Exercise details: The word "icon" appears in some lines of the records below; state how many lines, and nothing else.

Records for the task:
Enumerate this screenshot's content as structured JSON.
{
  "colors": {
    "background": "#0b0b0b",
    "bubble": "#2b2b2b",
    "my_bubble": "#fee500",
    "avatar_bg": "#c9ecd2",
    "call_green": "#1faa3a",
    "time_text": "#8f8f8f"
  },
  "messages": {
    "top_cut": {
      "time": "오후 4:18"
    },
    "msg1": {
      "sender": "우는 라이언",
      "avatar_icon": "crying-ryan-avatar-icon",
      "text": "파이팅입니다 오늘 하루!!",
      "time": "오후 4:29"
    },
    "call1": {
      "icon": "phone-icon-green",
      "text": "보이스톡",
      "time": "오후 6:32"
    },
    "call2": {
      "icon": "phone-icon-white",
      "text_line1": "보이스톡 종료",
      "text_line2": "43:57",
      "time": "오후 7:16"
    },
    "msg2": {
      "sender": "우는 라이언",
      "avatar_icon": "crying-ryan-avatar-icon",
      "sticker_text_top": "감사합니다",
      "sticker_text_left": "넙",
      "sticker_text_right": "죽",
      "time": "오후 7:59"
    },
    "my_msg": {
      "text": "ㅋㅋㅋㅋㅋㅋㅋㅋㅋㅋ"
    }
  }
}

Written response: 4